However, unable to procure funding from commercial banks or the Land Bank, she has had to invest over R200 000 of her own money in the business, and she has not paid herself a salary in more than two years.

Few aspiring, young farmers have access to that kind of money, and without a loan, many will never move past their first harvest. To quote Monji: “They have the land, some of them have the passion, few of them have the skill, but they don’t have the money.”

The Land Bank has come a long way in the last few years and the institution has made a commendable turnaround.

According to the bank’s 2017 Annual Report, it managed to increase the proportion of its gross loan book that drives transformation to R4,9 billion (11% of the total loan book) during the period under review, compared with R2,5 billion (6%) in the 2016 financial year.

Hopefully the Land Bank will, in future, be given the type of backing it needs from Treasury in order to adopt a more open-minded and flexible approach to supporting new and smallholder farmers, so that those farmers who have proven that they have the ability, passion and opportunity to farm, are not denied loans simply because they don’t tick all the boxes on a standard application form.

As Monji said: “When working with new farmers and smallholder farmers, you can’t use the traditional funding model. If you are only willing to adhere to the normal principles of lending, you will not be useful in this subsector.”

Denene hails from a sugar cane farm in Pongola, KwaZulu-Natal, but after school she relocated to the Cape Winelands to study, for many years, at the University of Stellenbosch. She worked as a journalist for Farmer’s Weekly since 2009 and in 2015 moved to Johannesburg as Deputy editor for the magazine. In 2016 she was appointed editor. Chances are the magazine won’t get rid of her soon, because the job allows her to write about two of her greatest passions – wine and politics.
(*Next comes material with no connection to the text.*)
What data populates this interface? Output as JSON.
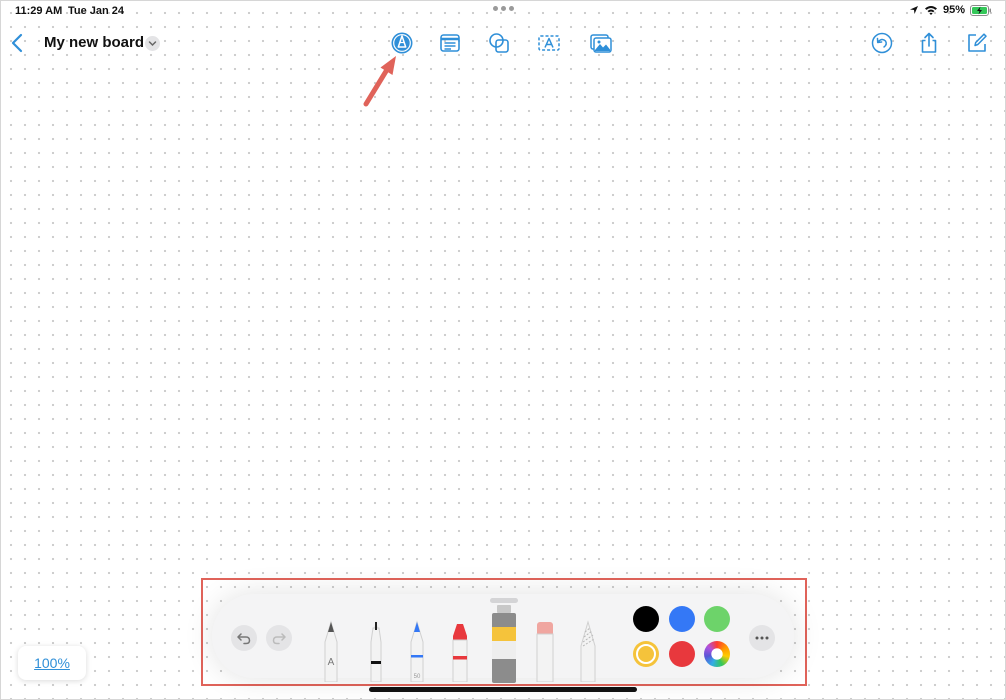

When she is not sitting behind her desk writing, riding around in bakkies with farmers, attending meetings in parliament or tasting new wines, you’ll most likely find her on the beach or in the kitchen trying out exotic recipes.